> >Probably because the clerks of the Habsburg Empire that
> started using typewriters in Slovakia got them from elsewhere
> and didn't use them to write Slovakian? Because Slovaks used
> Czech as their written language from the 15th to the 19th
> If Thais could develop their own typewriters, I don't see why
> Slovaks couldn't also do so. At least, as far as technology is
> concerned. If there were other sociolinguistic factors involved
> to explain why they wouldn't have done so, however, that's
> another matter.
> >Come on, if typewriters are any indication of a people's
> cleverness, then the QWERTY system will forever exclude western
> civilization from any claim to intelligence.
> Surely you know of the practical reasons for why the QWERTY
> layout was developed? (Or is the story I've heard repeatedly
> about performance limitations of the mechanisms just a load of
> dingoes kidneys?)
Yes, I know that story. It only shows that linguistic considerations
played a very minor role in the design of typewriters. The hassle of
getting a ch-key with a glyph twice as wide as all the others on a
typewriter not made for this feature would have far outweighed the
small advantage. This doesn't prove that it wouldn't have been the

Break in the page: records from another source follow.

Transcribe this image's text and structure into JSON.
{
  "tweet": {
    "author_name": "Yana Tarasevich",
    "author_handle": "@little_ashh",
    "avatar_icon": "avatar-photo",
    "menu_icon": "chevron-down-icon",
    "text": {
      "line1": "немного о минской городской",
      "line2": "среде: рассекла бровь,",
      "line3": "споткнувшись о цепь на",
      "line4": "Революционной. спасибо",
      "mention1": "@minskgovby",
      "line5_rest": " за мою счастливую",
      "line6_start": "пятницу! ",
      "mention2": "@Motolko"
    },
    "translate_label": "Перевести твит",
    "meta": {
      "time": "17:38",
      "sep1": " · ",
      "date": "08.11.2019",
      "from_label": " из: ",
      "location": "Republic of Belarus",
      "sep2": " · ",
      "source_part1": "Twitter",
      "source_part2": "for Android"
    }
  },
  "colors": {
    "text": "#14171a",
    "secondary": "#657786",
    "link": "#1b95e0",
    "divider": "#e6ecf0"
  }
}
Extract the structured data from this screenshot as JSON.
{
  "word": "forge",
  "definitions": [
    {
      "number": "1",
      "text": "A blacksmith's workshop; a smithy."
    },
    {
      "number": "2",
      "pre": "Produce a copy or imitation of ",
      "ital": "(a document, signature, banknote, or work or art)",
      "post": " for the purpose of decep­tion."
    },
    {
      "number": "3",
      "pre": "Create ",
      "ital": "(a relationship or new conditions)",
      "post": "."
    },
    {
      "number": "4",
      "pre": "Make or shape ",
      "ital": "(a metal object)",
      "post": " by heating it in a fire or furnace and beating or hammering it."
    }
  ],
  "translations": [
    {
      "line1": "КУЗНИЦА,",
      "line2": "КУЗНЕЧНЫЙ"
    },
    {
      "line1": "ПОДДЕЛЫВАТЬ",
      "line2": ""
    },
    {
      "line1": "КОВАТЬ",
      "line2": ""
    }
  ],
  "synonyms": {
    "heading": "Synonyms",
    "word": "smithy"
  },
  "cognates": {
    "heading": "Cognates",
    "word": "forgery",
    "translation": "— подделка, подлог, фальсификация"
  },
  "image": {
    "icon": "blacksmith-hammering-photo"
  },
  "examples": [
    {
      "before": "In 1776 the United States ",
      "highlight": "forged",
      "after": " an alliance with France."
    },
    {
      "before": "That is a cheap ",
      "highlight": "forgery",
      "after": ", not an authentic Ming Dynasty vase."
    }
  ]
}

linguistically right thing to do.
This archive was generated by hypermail 2.1.2 : Tue Jul 10 2001 - 17:20:54 EDT